BRIEF:
Without reproducing any picture, copy the records word for word.

[Records from a data collection]
##########
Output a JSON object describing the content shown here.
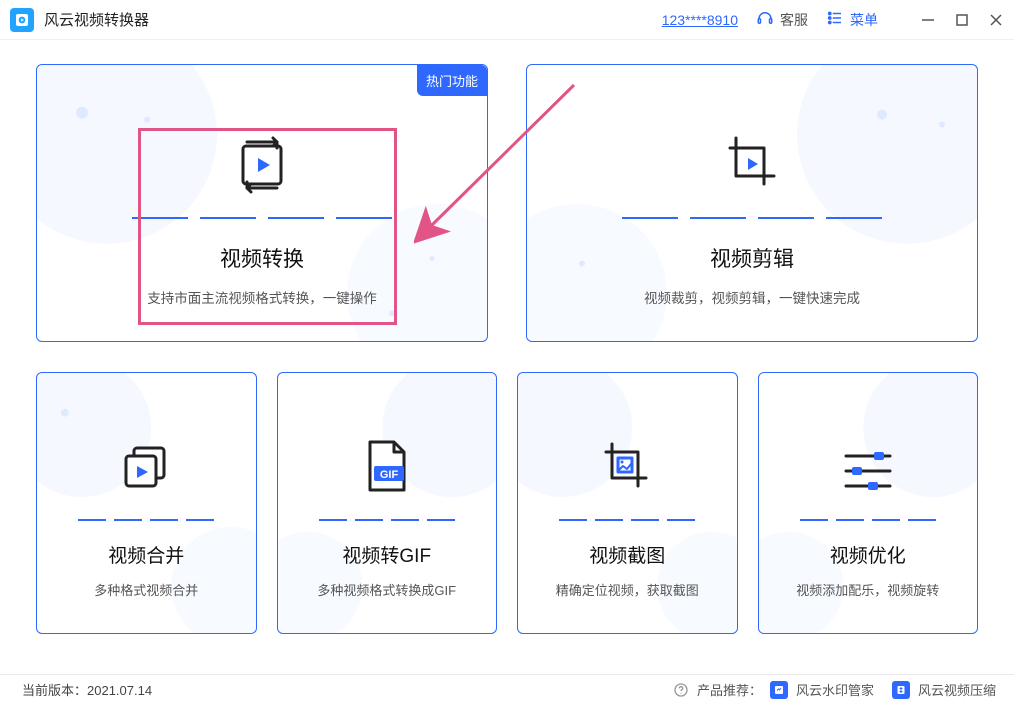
{
  "titlebar": {
    "app_name": "风云视频转换器",
    "user_id": "123****8910",
    "service": "客服",
    "menu": "菜单"
  },
  "cards": {
    "video_convert": {
      "badge": "热门功能",
      "title": "视频转换",
      "desc": "支持市面主流视频格式转换，一键操作"
    },
    "video_edit": {
      "title": "视频剪辑",
      "desc": "视频裁剪，视频剪辑，一键快速完成"
    },
    "video_merge": {
      "title": "视频合并",
      "desc": "多种格式视频合并"
    },
    "video_gif": {
      "title": "视频转GIF",
      "desc": "多种视频格式转换成GIF",
      "gif_label": "GIF"
    },
    "video_capture": {
      "title": "视频截图",
      "desc": "精确定位视频，获取截图"
    },
    "video_optimize": {
      "title": "视频优化",
      "desc": "视频添加配乐，视频旋转"
    }
  },
  "footer": {
    "version_label": "当前版本：",
    "version": "2021.07.14",
    "recommend_label": "产品推荐：",
    "rec1": "风云水印管家",
    "rec2": "风云视频压缩"
  }
}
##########
YOUR SOLUTION:
Output a JSON object describing the content shown here.
{
  "titlebar": {
    "app_name": "风云视频转换器",
    "user_id": "123****8910",
    "service": "客服",
    "menu": "菜单"
  },
  "cards": {
    "video_convert": {
      "badge": "热门功能",
      "title": "视频转换",
      "desc": "支持市面主流视频格式转换，一键操作"
    },
    "video_edit": {
      "title": "视频剪辑",
      "desc": "视频裁剪，视频剪辑，一键快速完成"
    },
    "video_merge": {
      "title": "视频合并",
      "desc": "多种格式视频合并"
    },
    "video_gif": {
      "title": "视频转GIF",
      "desc": "多种视频格式转换成GIF",
      "gif_label": "GIF"
    },
    "video_capture": {
      "title": "视频截图",
      "desc": "精确定位视频，获取截图"
    },
    "video_optimize": {
      "title": "视频优化",
      "desc": "视频添加配乐，视频旋转"
    }
  },
  "footer": {
    "version_label": "当前版本：",
    "version": "2021.07.14",
    "recommend_label": "产品推荐：",
    "rec1": "风云水印管家",
    "rec2": "风云视频压缩"
  }
}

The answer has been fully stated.